§ How to complete this task
Nothing in the records may be altered. Repeat them in full.

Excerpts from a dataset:

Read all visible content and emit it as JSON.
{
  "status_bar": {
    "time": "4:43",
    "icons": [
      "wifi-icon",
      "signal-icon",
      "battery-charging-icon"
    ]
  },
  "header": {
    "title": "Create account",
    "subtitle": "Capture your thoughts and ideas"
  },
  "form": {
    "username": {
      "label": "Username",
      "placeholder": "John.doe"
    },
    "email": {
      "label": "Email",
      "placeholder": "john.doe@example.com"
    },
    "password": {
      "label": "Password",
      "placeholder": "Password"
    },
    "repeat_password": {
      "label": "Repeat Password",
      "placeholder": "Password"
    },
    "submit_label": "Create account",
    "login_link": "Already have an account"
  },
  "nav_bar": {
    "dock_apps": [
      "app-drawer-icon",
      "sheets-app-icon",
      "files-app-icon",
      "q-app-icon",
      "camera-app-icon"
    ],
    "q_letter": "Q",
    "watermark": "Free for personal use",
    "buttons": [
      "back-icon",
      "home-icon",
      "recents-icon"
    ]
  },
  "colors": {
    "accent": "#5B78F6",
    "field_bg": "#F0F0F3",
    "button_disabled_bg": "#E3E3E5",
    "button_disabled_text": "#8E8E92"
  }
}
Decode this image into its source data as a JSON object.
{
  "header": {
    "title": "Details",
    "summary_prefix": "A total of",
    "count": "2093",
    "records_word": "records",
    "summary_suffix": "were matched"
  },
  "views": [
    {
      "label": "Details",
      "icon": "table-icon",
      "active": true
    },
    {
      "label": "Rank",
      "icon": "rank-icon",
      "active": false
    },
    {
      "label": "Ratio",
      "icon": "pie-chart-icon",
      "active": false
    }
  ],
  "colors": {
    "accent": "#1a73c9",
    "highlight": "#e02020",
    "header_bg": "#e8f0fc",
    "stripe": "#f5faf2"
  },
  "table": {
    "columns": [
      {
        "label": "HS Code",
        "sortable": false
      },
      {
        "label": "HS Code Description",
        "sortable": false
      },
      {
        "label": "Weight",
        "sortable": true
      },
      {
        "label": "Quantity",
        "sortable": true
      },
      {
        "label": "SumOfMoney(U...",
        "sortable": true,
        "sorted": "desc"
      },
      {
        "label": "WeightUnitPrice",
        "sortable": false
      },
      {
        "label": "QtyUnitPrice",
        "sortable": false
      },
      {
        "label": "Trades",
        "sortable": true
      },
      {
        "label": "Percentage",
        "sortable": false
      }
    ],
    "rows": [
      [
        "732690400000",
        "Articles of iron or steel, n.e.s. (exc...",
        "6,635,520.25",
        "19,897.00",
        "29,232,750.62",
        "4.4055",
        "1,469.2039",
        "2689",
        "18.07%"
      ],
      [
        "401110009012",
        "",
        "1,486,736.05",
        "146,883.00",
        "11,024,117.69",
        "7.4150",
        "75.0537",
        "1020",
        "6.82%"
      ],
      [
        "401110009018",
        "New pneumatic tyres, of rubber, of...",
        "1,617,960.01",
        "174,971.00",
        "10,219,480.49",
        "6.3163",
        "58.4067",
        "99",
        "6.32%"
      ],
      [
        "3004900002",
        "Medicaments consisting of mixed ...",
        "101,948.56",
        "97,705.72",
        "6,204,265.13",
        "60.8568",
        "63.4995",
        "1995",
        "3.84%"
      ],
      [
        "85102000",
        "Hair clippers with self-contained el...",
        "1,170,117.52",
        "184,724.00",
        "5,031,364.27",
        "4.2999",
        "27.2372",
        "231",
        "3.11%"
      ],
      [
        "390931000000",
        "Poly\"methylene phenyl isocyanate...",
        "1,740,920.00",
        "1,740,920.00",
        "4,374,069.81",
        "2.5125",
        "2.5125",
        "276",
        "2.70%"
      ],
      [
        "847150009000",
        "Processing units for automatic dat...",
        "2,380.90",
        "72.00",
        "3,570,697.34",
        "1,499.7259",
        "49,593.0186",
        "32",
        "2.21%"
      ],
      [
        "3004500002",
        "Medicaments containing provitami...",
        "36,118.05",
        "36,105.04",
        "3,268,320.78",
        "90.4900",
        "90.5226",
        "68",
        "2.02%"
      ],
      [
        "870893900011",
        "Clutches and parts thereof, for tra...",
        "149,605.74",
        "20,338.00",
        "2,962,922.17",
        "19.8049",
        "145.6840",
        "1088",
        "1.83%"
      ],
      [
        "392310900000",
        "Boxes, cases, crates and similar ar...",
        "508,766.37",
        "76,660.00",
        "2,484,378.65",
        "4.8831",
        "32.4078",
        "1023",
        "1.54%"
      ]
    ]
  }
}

§ Worked solution
Read all visible content and emit it as JSON.
{
  "status_bar": {
    "time": "4:43",
    "icons": [
      "wifi-icon",
      "signal-icon",
      "battery-charging-icon"
    ]
  },
  "header": {
    "title": "Create account",
    "subtitle": "Capture your thoughts and ideas"
  },
  "form": {
    "username": {
      "label": "Username",
      "placeholder": "John.doe"
    },
    "email": {
      "label": "Email",
      "placeholder": "john.doe@example.com"
    },
    "password": {
      "label": "Password",
      "placeholder": "Password"
    },
    "repeat_password": {
      "label": "Repeat Password",
      "placeholder": "Password"
    },
    "submit_label": "Create account",
    "login_link": "Already have an account"
  },
  "nav_bar": {
    "dock_apps": [
      "app-drawer-icon",
      "sheets-app-icon",
      "files-app-icon",
      "q-app-icon",
      "camera-app-icon"
    ],
    "q_letter": "Q",
    "watermark": "Free for personal use",
    "buttons": [
      "back-icon",
      "home-icon",
      "recents-icon"
    ]
  },
  "colors": {
    "accent": "#5B78F6",
    "field_bg": "#F0F0F3",
    "button_disabled_bg": "#E3E3E5",
    "button_disabled_text": "#8E8E92"
  }
}
Decode this image into its source data as a JSON object.
{
  "header": {
    "title": "Details",
    "summary_prefix": "A total of",
    "count": "2093",
    "records_word": "records",
    "summary_suffix": "were matched"
  },
  "views": [
    {
      "label": "Details",
      "icon": "table-icon",
      "active": true
    },
    {
      "label": "Rank",
      "icon": "rank-icon",
      "active": false
    },
    {
      "label": "Ratio",
      "icon": "pie-chart-icon",
      "active": false
    }
  ],
  "colors": {
    "accent": "#1a73c9",
    "highlight": "#e02020",
    "header_bg": "#e8f0fc",
    "stripe": "#f5faf2"
  },
  "table": {
    "columns": [
      {
        "label": "HS Code",
        "sortable": false
      },
      {
        "label": "HS Code Description",
        "sortable": false
      },
      {
        "label": "Weight",
        "sortable": true
      },
      {
        "label": "Quantity",
        "sortable": true
      },
      {
        "label": "SumOfMoney(U...",
        "sortable": true,
        "sorted": "desc"
      },
      {
        "label": "WeightUnitPrice",
        "sortable": false
      },
      {
        "label": "QtyUnitPrice",
        "sortable": false
      },
      {
        "label": "Trades",
        "sortable": true
      },
      {
        "label": "Percentage",
        "sortable": false
      }
    ],
    "rows": [
      [
        "732690400000",
        "Articles of iron or steel, n.e.s. (exc...",
        "6,635,520.25",
        "19,897.00",
        "29,232,750.62",
        "4.4055",
        "1,469.2039",
        "2689",
        "18.07%"
      ],
      [
        "401110009012",
        "",
        "1,486,736.05",
        "146,883.00",
        "11,024,117.69",
        "7.4150",
        "75.0537",
        "1020",
        "6.82%"
      ],
      [
        "401110009018",
        "New pneumatic tyres, of rubber, of...",
        "1,617,960.01",
        "174,971.00",
        "10,219,480.49",
        "6.3163",
        "58.4067",
        "99",
        "6.32%"
      ],
      [
        "3004900002",
        "Medicaments consisting of mixed ...",
        "101,948.56",
        "97,705.72",
        "6,204,265.13",
        "60.8568",
        "63.4995",
        "1995",
        "3.84%"
      ],
      [
        "85102000",
        "Hair clippers with self-contained el...",
        "1,170,117.52",
        "184,724.00",
        "5,031,364.27",
        "4.2999",
        "27.2372",
        "231",
        "3.11%"
      ],
      [
        "390931000000",
        "Poly\"methylene phenyl isocyanate...",
        "1,740,920.00",
        "1,740,920.00",
        "4,374,069.81",
        "2.5125",
        "2.5125",
        "276",
        "2.70%"
      ],
      [
        "847150009000",
        "Processing units for automatic dat...",
        "2,380.90",
        "72.00",
        "3,570,697.34",
        "1,499.7259",
        "49,593.0186",
        "32",
        "2.21%"
      ],
      [
        "3004500002",
        "Medicaments containing provitami...",
        "36,118.05",
        "36,105.04",
        "3,268,320.78",
        "90.4900",
        "90.5226",
        "68",
        "2.02%"
      ],
      [
        "870893900011",
        "Clutches and parts thereof, for tra...",
        "149,605.74",
        "20,338.00",
        "2,962,922.17",
        "19.8049",
        "145.6840",
        "1088",
        "1.83%"
      ],
      [
        "392310900000",
        "Boxes, cases, crates and similar ar...",
        "508,766.37",
        "76,660.00",
        "2,484,378.65",
        "4.8831",
        "32.4078",
        "1023",
        "1.54%"
      ]
    ]
  }
}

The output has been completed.